Pervert. That is the true problem here. The problem is not that this woman had too much on display nor is it that she was making people uncomfortable to see her breastfeeding. The problem is that someone would have seen her and they would have felt uncomfortable because they then become the pervert. The problem is, that people see a breastfeeding woman and in their minds, they want to see more, or they like what they see, then they feel guilty and then they feel like a pervert. The problem is not the act of breastfeeding, it is the reaction to the act. The problem, to the people who have a problem with breastfeeding, is that they cannot accept that those breasts should be used to feed a child, they only see those breasts for pleasure and appearance.

Prude.

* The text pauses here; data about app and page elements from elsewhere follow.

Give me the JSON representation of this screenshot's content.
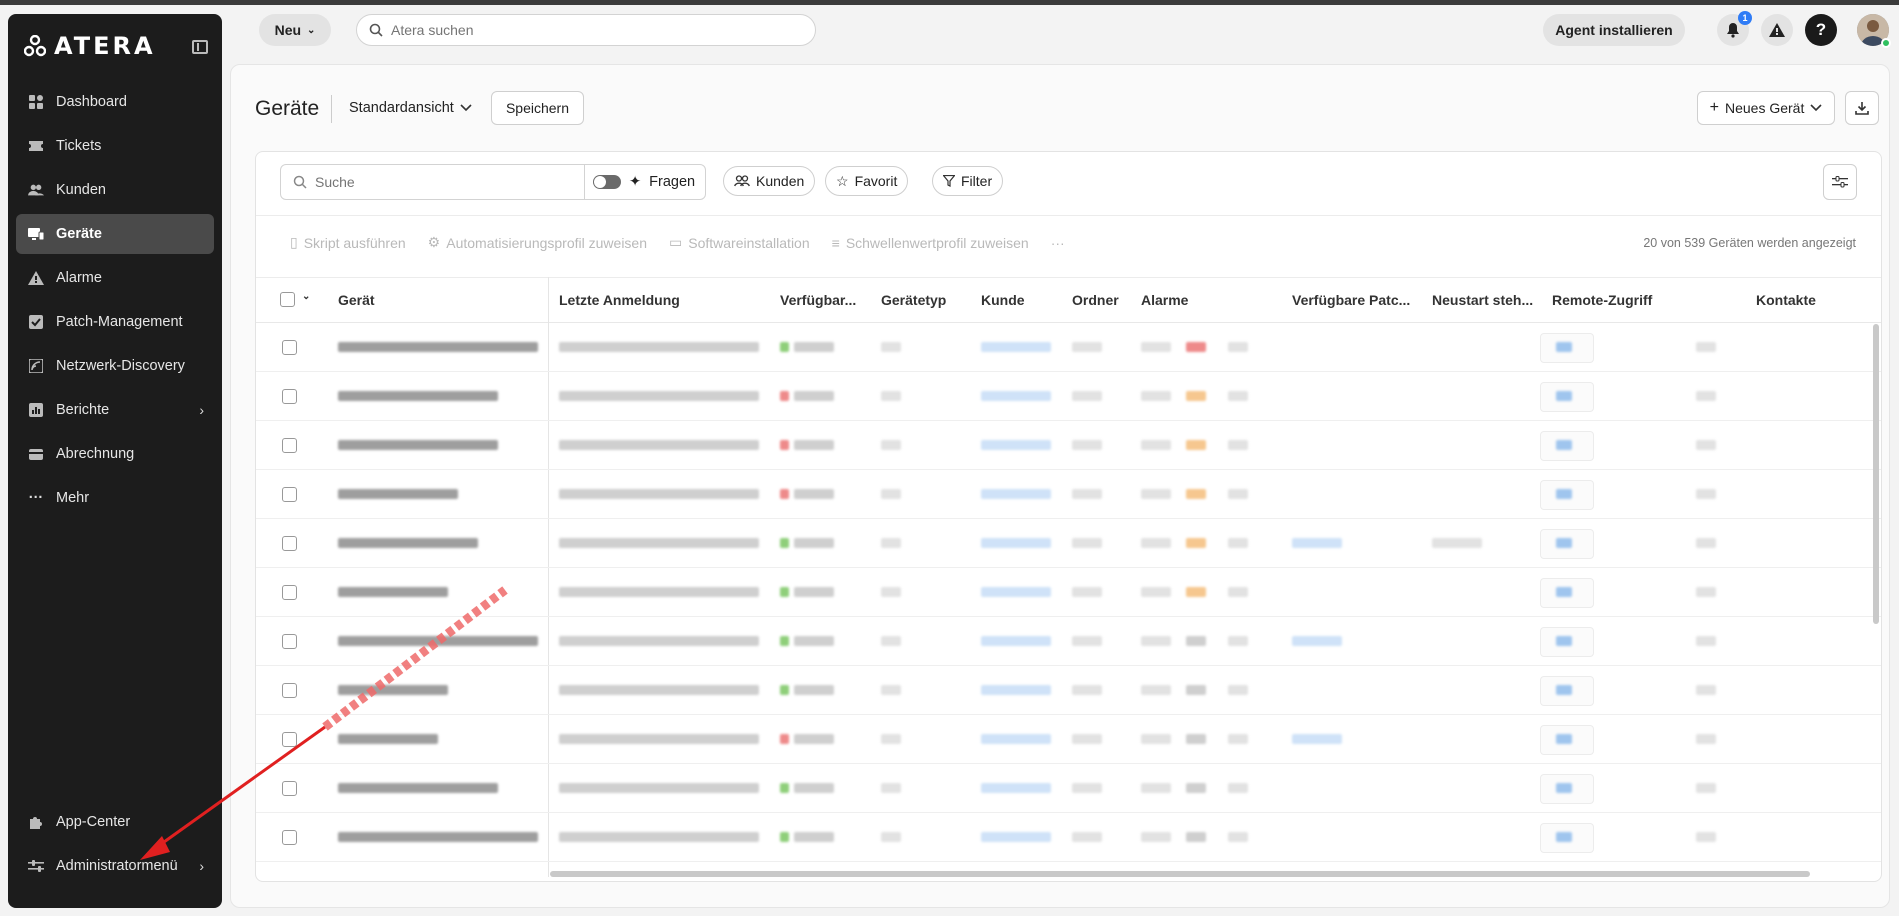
{
  "sidebar": {
    "brand": "ATERA",
    "items": [
      {
        "label": "Dashboard",
        "icon": "dashboard-icon"
      },
      {
        "label": "Tickets",
        "icon": "ticket-icon"
      },
      {
        "label": "Kunden",
        "icon": "users-icon"
      },
      {
        "label": "Geräte",
        "icon": "devices-icon",
        "active": true
      },
      {
        "label": "Alarme",
        "icon": "warning-icon"
      },
      {
        "label": "Patch-Management",
        "icon": "patch-icon"
      },
      {
        "label": "Netzwerk-Discovery",
        "icon": "network-icon"
      },
      {
        "label": "Berichte",
        "icon": "reports-icon",
        "chevron": true
      },
      {
        "label": "Abrechnung",
        "icon": "billing-icon"
      },
      {
        "label": "Mehr",
        "icon": "more-icon"
      }
    ],
    "bottom": [
      {
        "label": "App-Center",
        "icon": "puzzle-icon"
      },
      {
        "label": "Administratormenü",
        "icon": "sliders-icon",
        "chevron": true
      }
    ]
  },
  "topbar": {
    "new_label": "Neu",
    "search_placeholder": "Atera suchen",
    "agent_label": "Agent installieren",
    "notification_count": "1",
    "help_label": "?"
  },
  "page": {
    "title": "Geräte",
    "view": "Standardansicht",
    "save_label": "Speichern",
    "new_device_label": "Neues Gerät"
  },
  "toolbar": {
    "search_placeholder": "Suche",
    "ask_label": "Fragen",
    "customers_label": "Kunden",
    "favorite_label": "Favorit",
    "filter_label": "Filter"
  },
  "actions": {
    "run_script": "Skript ausführen",
    "assign_automation": "Automatisierungsprofil zuweisen",
    "software_install": "Softwareinstallation",
    "assign_threshold": "Schwellenwertprofil zuweisen",
    "more": "···",
    "count_text": "20 von 539 Geräten werden angezeigt"
  },
  "table": {
    "columns": [
      "Gerät",
      "Letzte Anmeldung",
      "Verfügbar...",
      "Gerätetyp",
      "Kunde",
      "Ordner",
      "Alarme",
      "Verfügbare Patc...",
      "Neustart steh...",
      "Remote-Zugriff",
      "Kontakte"
    ],
    "status_colors": [
      "green",
      "red",
      "red",
      "red",
      "green",
      "green",
      "green",
      "green",
      "red",
      "green",
      "green"
    ]
  },
  "colors": {
    "sidebar_bg": "#1c1c1c",
    "active_item": "#4a4a4a",
    "accent": "#2f7cf6",
    "annotation_arrow": "#e02020"
  }
}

These are the people who believe it is inappropriate. These are the people who also let the sexualisation of a woman's breast affect the way they view breast feeding. These are the people who think, how dare they be doing that while my husband can see, while my children can see. The prudes, are those who are so afraid of what breasts have become. They cannot understand anymore that breasts have a function. Again, the true problem is the sexualisation of breasts and the inability to be able to accept that breasts are created to feed. The problem is the reaction to the act.

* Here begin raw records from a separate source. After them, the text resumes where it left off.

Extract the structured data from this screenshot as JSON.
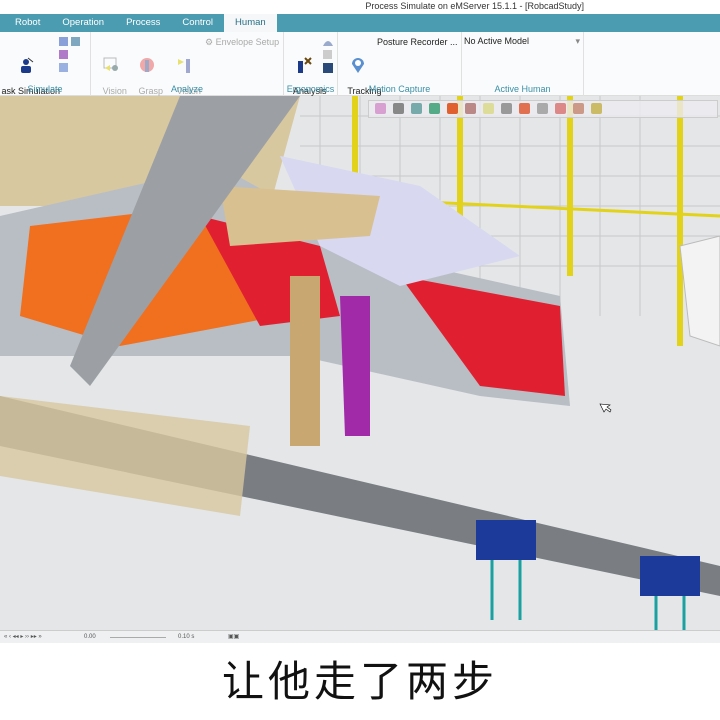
{
  "window": {
    "title": "Process Simulate on eMServer 15.1.1 - [RobcadStudy]"
  },
  "tabs": [
    {
      "label": "Robot"
    },
    {
      "label": "Operation"
    },
    {
      "label": "Process"
    },
    {
      "label": "Control"
    },
    {
      "label": "Human",
      "active": true
    }
  ],
  "ribbon": {
    "simulate": {
      "label": "Simulate",
      "task_builder": "ask Simulation\nBuilder"
    },
    "analyze": {
      "label": "Analyze",
      "vision_window": "Vision\nWindow",
      "grasp_envelope": "Grasp\nEnvelope",
      "vision_envelope": "Vision\nEnvelope",
      "envelope_setup": "Envelope Setup"
    },
    "ergonomics": {
      "label": "Ergonomics",
      "analysis_tools": "Analysis\nTools▾"
    },
    "motion_capture": {
      "label": "Motion Capture",
      "tracking_setup": "Tracking\nSetup▾",
      "posture_recorder": "Posture Recorder ..."
    },
    "active_human": {
      "label": "Active Human",
      "selected": "No Active Model"
    }
  },
  "status": {
    "time": "0.00",
    "step": "0.10 s"
  },
  "subtitle": "让他走了两步",
  "colors": {
    "tab_bar": "#4b9cb0",
    "accent": "#3b8fa6"
  }
}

Now, I am in the camp of "discreet" feeding as I personally just dont feel comfortable accidentally showing myself. But, discreet does not mean in a change room, a bathroom, a car or under a blanket. Discreet means to be modest. But, in saying that, some woman are ok with accidentally showing themselves and... who cares? We all know what a breast looks like, half of us have them, the other half love them. If this woman was a single woman with no kids and a banging body who was getting changed by the pool and accidentally threw a boob, there would be no complaint. You know why? Because, the people who have the problem, the people who enjoyed it, would not feel guilty for doing so. 

Breasts were created firstly for feeding our children, then for pleasure, and lastly for appearance. We, as woman, should be able to feed whenever and where ever we need, free of judgement. Our children, should be able to feed when they are hungry without having a towel over their heads. And we, as a society, should be supporting breastfeeding in anyway we can, that means... not complaining about it in the first place.

Are we to be sentenced to 6 months living on the lounge? Never to step into public for as long as our children are required to feed from us? Will this make these people more comfortable? Should we be putting their comfortability before the comfort of our own children, and ourselves? Does a woman feeding her child really affect these people and their days to such an extent that it is worth complaining about? Worth even talking about? At the end of the day, if I breastfeed my child in public...

Does it even really matter?


  1. Great post Jess.
    I think you really have an excellent point that it isn't the act but rather the reaction to the act that is the problem.
    And really the mother feeding her child is not to blame for that and so she shouldn't be the one made to avoid or to leave the situation.

    I guess I am lucky that I was never really bothered too much by breastfeeding in public.
    I did of course try to be discreet but I figured if someone had a problem with it, then they had the freedom to turn away or to leave...just as I had the freedom to feed.

  2. Very well said. I especially love that you took the time to understand the male point of view and it's context in society.

    Bettina @

  3. Great post. I breastfeed all three of my babies, out in public when they wanted a feed. Out for dinner, in the cinema, at BBQs, in shopping centers. I had a couple of male friends occasionally make a comment on the lines of "put that away" and "who hasn't seen Kelly's breasts".